» Task to carry out: Show every line from the data below that includes "Samantha".

========================================================================

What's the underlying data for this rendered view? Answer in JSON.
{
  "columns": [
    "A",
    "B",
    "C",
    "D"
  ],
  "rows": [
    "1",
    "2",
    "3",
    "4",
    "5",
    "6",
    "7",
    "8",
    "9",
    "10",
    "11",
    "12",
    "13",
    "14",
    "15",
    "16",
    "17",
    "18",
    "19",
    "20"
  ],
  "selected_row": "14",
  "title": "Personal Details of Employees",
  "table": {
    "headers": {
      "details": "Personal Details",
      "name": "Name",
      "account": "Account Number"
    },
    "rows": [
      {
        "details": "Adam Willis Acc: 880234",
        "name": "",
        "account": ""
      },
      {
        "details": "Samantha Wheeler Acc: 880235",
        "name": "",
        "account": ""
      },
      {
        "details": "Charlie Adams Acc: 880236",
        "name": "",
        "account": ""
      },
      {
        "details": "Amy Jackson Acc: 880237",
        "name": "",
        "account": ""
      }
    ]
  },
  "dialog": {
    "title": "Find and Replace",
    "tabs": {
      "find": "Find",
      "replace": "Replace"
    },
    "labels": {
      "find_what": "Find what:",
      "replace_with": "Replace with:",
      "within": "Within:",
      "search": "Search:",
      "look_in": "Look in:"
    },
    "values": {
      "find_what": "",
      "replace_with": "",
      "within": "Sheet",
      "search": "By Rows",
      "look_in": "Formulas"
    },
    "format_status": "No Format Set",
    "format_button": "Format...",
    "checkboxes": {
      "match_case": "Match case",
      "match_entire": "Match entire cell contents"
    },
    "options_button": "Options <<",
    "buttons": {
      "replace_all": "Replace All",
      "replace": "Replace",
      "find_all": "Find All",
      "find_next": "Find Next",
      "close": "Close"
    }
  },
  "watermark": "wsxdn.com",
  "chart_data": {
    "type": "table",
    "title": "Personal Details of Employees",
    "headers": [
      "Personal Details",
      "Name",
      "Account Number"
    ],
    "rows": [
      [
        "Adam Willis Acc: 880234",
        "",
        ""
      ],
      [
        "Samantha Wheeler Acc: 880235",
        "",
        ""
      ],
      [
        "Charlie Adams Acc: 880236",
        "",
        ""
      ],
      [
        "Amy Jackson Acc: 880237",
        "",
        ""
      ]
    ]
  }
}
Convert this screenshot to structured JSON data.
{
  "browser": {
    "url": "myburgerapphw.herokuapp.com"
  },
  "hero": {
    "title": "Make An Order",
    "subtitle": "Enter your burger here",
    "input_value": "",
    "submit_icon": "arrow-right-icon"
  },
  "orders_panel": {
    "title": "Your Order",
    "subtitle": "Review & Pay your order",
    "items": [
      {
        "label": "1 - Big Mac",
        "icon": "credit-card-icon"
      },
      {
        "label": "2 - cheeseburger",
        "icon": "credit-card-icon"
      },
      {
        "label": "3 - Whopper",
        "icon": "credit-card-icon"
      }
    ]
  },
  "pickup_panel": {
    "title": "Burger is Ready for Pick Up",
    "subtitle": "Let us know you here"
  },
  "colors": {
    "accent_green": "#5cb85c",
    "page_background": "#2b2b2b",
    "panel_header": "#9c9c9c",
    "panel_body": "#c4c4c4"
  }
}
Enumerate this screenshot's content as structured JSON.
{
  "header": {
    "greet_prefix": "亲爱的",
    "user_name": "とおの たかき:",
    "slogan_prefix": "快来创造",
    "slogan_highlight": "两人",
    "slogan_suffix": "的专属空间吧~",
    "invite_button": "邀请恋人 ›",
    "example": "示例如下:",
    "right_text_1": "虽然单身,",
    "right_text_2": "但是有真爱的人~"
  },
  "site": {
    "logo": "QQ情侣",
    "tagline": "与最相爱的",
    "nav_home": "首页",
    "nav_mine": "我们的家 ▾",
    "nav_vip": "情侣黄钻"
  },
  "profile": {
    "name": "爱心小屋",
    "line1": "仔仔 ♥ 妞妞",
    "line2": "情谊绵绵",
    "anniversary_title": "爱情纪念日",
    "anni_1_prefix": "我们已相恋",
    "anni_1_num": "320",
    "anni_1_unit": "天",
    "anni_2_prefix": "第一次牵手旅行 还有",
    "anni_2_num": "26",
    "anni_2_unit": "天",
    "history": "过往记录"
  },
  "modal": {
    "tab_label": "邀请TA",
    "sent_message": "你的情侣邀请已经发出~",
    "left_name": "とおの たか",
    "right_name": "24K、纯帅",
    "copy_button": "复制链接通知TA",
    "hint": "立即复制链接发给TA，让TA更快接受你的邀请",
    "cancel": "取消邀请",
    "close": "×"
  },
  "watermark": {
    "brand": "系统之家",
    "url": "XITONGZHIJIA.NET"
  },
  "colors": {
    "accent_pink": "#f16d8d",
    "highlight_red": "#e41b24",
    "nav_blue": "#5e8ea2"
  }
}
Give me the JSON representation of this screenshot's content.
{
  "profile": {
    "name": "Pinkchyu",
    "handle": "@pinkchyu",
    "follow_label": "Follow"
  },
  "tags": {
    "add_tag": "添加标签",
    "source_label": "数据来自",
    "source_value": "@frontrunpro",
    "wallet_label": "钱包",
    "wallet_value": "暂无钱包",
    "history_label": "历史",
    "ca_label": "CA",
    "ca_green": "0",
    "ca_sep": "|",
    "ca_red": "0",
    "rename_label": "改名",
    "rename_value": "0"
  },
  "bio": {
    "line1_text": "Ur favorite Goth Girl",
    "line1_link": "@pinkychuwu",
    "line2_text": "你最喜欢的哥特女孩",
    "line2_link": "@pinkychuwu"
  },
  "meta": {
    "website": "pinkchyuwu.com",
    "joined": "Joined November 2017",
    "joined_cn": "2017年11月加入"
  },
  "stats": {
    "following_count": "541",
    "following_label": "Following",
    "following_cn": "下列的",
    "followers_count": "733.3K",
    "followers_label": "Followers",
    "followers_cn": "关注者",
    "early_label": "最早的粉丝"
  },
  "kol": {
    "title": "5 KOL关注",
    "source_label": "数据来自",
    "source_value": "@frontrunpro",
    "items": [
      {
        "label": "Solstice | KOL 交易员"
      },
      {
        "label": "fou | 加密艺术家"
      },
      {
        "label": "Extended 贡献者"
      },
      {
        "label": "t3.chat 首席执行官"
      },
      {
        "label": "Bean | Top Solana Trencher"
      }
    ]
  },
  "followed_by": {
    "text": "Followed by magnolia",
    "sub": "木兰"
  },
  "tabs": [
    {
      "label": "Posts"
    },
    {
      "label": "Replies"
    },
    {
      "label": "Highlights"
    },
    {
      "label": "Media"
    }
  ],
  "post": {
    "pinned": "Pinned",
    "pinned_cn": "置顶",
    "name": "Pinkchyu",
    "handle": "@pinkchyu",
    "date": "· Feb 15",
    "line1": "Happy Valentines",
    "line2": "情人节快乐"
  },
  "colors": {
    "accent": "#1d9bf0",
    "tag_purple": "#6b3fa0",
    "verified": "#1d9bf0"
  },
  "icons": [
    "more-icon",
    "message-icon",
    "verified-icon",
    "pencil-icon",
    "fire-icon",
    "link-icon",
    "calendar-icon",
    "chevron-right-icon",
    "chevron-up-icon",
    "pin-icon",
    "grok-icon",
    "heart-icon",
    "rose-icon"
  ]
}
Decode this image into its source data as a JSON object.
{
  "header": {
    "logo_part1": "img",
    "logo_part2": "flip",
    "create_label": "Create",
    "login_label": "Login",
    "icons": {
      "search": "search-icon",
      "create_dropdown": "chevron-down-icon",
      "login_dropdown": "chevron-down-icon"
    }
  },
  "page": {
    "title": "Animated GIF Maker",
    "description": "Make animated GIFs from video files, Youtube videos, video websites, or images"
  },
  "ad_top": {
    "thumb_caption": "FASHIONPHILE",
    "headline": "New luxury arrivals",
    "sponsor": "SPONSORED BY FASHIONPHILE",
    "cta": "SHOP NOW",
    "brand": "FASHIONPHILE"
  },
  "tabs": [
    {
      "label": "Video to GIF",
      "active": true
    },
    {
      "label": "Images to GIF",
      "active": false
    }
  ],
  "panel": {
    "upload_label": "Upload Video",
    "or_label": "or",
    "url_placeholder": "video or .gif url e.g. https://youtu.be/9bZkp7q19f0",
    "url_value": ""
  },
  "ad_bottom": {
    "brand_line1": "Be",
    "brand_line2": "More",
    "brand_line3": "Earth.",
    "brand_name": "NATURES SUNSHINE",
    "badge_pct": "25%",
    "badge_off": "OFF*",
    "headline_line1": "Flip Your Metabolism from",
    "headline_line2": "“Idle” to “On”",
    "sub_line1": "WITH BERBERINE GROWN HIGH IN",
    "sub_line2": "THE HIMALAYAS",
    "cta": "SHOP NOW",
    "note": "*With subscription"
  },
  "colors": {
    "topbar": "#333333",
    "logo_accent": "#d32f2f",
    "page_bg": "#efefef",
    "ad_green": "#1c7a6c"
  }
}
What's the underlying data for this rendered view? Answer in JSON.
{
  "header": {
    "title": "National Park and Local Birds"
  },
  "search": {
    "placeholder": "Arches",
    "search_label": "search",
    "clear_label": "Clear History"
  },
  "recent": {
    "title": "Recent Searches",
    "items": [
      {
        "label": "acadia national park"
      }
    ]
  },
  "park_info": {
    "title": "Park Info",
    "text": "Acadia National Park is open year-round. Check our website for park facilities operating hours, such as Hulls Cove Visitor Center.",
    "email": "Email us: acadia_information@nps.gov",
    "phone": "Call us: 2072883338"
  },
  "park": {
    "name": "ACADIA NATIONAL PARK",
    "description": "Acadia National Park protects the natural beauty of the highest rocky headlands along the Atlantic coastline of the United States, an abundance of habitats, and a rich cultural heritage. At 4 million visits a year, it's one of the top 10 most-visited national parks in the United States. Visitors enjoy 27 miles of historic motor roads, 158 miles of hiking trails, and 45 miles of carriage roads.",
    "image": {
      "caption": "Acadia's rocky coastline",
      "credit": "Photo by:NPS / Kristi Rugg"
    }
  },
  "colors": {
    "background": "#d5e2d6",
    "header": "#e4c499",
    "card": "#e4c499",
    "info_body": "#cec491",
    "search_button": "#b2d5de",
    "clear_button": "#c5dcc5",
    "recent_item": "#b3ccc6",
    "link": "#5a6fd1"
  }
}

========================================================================

» Solution to this exercise:
        "details": "Samantha Wheeler Acc: 880235",
        "Samantha Wheeler Acc: 880235",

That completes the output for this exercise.